> WHAT YOU WILL DO
Every line of the following records that includes "JSON" should be copied.

GIVEN ENTRIES section start

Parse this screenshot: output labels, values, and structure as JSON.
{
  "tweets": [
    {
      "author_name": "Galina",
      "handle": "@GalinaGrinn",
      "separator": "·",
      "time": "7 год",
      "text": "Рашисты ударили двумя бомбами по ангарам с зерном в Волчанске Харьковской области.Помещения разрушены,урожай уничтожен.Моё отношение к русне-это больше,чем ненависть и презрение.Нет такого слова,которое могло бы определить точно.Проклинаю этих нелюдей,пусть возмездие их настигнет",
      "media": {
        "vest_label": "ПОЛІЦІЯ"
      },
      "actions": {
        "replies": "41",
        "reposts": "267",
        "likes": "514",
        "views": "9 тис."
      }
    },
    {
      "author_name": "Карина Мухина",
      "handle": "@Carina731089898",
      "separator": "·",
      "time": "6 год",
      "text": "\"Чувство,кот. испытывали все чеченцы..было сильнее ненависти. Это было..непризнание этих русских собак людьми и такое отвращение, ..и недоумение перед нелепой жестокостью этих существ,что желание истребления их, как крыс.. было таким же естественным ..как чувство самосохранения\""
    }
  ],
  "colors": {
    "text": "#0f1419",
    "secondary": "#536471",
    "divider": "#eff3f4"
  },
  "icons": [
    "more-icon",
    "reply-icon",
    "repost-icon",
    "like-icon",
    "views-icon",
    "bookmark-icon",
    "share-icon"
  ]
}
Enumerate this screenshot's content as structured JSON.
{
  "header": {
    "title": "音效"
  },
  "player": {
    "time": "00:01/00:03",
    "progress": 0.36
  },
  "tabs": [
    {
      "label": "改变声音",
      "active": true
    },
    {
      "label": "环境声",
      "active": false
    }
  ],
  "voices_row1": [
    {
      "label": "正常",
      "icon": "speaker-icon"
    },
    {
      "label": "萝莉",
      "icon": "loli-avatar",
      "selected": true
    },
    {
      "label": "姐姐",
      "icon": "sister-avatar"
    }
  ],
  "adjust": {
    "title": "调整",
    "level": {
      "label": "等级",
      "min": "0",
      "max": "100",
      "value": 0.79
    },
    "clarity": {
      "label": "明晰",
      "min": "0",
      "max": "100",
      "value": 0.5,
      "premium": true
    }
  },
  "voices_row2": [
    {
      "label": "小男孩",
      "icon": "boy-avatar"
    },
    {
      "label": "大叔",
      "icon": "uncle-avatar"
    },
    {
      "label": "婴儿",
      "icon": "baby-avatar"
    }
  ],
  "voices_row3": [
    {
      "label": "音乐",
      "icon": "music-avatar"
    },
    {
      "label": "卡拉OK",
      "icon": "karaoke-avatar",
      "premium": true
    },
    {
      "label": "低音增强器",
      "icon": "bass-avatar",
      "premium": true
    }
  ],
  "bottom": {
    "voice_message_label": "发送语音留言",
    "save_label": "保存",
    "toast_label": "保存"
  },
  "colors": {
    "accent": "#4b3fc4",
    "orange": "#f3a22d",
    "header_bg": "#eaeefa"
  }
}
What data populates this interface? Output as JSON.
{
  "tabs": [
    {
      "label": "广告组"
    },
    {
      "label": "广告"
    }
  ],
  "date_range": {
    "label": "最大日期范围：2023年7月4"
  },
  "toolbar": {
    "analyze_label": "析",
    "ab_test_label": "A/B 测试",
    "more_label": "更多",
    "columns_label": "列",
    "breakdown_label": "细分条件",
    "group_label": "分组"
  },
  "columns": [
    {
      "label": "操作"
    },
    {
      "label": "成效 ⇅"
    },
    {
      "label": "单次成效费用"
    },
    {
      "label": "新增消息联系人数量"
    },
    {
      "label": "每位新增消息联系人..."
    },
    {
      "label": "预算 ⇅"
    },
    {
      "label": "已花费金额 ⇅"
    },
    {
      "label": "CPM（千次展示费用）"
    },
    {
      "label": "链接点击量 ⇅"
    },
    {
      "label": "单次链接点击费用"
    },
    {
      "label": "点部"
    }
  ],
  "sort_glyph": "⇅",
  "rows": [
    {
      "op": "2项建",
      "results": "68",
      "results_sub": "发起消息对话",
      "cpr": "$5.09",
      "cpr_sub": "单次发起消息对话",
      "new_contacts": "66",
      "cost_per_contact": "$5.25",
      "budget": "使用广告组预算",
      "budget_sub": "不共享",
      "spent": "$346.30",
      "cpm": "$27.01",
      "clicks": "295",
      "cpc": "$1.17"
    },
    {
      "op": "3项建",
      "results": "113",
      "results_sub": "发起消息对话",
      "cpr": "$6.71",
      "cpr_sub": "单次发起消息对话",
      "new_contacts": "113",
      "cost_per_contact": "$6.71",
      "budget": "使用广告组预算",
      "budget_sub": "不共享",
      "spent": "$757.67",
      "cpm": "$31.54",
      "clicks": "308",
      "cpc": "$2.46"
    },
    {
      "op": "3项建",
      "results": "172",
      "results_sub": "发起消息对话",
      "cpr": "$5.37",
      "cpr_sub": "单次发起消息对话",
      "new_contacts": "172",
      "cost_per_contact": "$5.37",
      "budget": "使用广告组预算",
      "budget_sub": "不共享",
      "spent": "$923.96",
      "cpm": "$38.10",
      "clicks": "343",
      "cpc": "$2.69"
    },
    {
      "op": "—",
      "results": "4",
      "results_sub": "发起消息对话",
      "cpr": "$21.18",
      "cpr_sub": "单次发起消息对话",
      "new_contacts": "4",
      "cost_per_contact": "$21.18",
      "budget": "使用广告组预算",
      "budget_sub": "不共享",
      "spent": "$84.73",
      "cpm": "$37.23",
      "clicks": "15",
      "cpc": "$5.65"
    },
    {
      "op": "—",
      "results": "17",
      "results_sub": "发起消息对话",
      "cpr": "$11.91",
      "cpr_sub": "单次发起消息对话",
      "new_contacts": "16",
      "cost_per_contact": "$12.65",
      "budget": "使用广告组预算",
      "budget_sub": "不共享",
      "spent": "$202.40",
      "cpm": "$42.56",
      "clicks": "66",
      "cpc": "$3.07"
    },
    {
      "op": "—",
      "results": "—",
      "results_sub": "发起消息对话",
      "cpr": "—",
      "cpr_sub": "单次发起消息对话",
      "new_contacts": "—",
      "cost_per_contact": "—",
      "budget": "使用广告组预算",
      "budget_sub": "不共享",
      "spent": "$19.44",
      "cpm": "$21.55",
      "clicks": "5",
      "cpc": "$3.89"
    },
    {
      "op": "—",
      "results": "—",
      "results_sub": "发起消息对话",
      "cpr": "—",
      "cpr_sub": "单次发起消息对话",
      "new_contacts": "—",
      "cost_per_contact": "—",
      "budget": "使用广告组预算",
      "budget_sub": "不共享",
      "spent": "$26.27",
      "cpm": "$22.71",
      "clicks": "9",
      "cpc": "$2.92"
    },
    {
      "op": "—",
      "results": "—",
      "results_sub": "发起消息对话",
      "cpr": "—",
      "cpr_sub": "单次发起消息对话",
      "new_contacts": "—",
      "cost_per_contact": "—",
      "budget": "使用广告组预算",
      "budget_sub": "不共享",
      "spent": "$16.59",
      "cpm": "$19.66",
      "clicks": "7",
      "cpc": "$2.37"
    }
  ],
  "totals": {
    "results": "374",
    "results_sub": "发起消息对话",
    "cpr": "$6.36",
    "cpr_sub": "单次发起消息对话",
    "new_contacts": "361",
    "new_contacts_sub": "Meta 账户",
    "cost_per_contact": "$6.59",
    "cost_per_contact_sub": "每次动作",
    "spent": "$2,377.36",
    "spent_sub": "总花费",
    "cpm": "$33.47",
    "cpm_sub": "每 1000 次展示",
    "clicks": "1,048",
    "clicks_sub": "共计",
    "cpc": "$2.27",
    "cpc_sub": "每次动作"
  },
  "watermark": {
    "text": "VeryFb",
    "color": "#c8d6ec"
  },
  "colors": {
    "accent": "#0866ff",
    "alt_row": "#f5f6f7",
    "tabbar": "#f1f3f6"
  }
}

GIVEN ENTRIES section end

> ANSWER BOX
Parse this screenshot: output labels, values, and structure as JSON.
Enumerate this screenshot's content as structured JSON.
What data populates this interface? Output as JSON.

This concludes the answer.